• [DESCRIPTION OF THE TASK]: Say the number of lines in the records below that hold the word "table", and only that number.
*** Opening DATA UNDER STUDY ***
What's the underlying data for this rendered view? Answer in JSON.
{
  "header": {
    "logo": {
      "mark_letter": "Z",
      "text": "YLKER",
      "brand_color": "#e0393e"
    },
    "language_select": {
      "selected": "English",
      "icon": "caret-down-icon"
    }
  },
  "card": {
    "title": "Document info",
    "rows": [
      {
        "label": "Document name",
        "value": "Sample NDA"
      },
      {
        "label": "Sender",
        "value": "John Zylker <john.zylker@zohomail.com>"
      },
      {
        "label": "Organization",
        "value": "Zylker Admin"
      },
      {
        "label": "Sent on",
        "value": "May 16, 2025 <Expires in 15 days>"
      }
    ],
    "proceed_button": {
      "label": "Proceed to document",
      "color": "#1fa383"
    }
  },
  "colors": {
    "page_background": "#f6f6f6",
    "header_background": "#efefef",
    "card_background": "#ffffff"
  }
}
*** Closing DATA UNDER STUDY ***
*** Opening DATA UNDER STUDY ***
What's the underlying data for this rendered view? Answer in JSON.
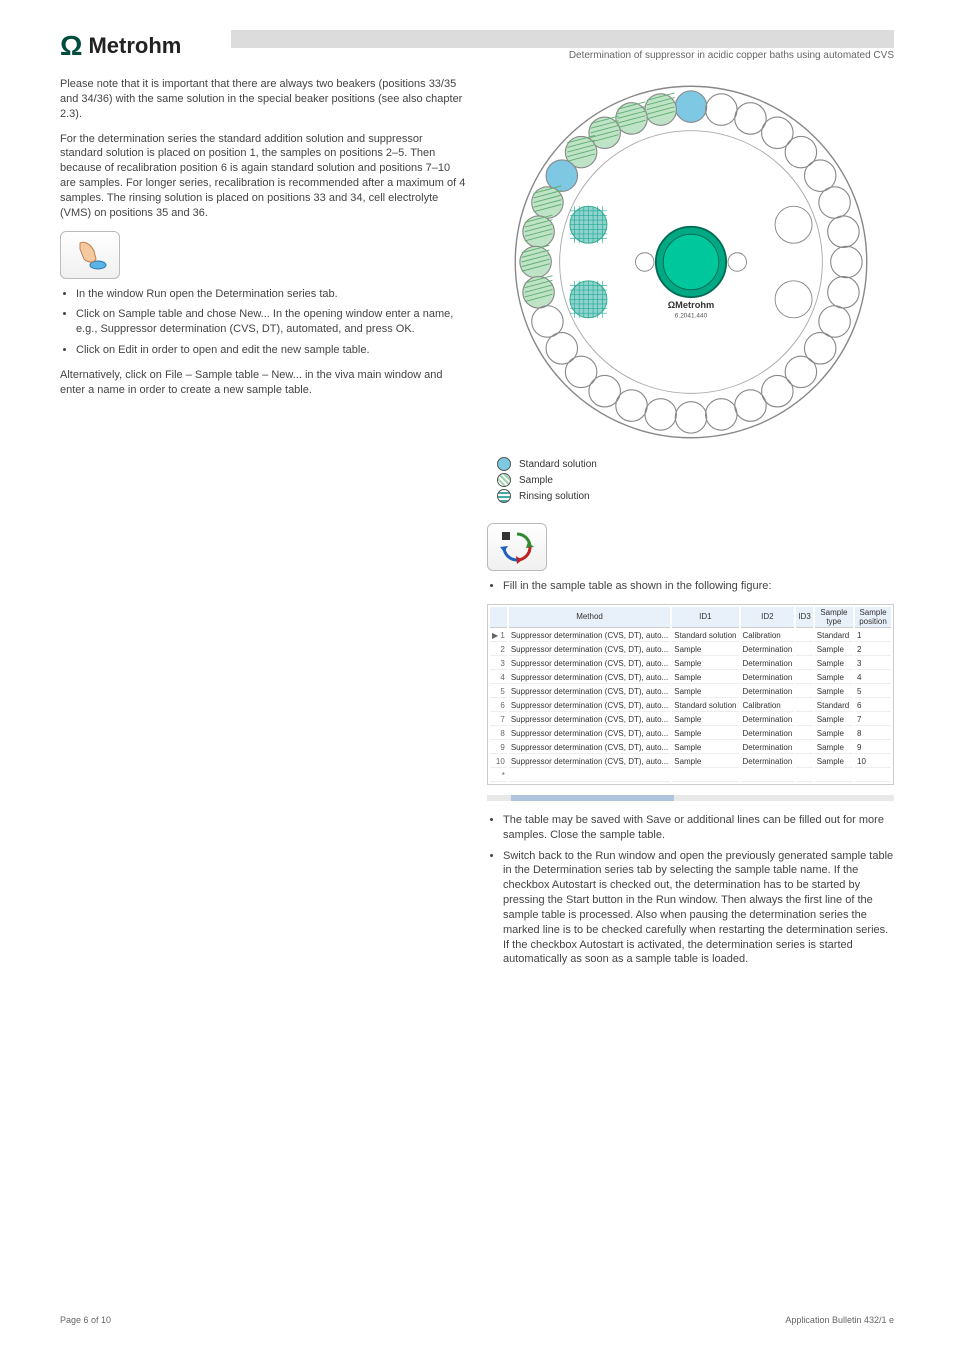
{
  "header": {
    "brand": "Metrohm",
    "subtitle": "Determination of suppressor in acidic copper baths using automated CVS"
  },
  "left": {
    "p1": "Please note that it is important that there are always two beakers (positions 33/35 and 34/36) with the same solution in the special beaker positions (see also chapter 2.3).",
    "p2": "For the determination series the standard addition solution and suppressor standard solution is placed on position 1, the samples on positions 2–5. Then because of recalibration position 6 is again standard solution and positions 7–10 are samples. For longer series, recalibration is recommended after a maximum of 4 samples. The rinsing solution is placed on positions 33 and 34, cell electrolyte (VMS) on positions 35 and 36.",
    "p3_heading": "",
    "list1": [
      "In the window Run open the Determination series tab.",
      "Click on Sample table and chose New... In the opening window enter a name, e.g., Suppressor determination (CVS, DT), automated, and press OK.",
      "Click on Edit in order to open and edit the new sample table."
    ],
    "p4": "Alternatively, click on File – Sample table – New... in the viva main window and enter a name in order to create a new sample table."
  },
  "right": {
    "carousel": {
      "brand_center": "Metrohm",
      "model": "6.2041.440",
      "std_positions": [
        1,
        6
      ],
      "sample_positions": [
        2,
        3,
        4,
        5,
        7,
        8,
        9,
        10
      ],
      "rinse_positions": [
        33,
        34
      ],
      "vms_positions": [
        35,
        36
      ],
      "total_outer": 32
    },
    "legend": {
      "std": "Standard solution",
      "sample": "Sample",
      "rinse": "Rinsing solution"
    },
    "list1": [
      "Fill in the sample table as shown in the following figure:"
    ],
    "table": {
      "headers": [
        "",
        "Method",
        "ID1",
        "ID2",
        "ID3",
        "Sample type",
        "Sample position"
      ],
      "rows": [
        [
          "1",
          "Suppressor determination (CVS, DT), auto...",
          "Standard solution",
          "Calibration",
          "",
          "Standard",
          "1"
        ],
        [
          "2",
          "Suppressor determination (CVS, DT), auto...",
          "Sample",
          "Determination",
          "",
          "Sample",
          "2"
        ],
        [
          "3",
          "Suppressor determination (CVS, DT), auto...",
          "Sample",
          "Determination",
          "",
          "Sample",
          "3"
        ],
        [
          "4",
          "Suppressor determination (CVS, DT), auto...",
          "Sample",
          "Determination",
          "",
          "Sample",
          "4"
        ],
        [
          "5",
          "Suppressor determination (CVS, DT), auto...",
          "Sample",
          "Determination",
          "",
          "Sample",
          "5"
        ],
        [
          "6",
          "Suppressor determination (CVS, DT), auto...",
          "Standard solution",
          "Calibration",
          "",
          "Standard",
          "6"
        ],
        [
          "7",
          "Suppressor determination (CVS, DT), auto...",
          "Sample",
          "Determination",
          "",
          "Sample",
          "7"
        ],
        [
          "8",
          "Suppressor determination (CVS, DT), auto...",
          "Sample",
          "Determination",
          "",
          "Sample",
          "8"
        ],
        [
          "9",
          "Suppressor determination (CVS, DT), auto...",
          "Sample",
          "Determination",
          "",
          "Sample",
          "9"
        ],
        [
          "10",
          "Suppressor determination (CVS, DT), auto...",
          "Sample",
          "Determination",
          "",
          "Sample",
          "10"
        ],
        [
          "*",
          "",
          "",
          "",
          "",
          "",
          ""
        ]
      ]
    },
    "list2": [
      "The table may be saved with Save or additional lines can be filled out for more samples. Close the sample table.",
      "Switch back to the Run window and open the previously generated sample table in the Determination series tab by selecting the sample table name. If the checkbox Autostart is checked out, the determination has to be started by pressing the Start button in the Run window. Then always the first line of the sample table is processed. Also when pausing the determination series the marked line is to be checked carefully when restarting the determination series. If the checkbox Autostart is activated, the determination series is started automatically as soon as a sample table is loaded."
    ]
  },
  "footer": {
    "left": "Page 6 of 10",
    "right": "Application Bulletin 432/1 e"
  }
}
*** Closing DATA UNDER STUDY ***
• [RESPONSE TO THE TASK]: 7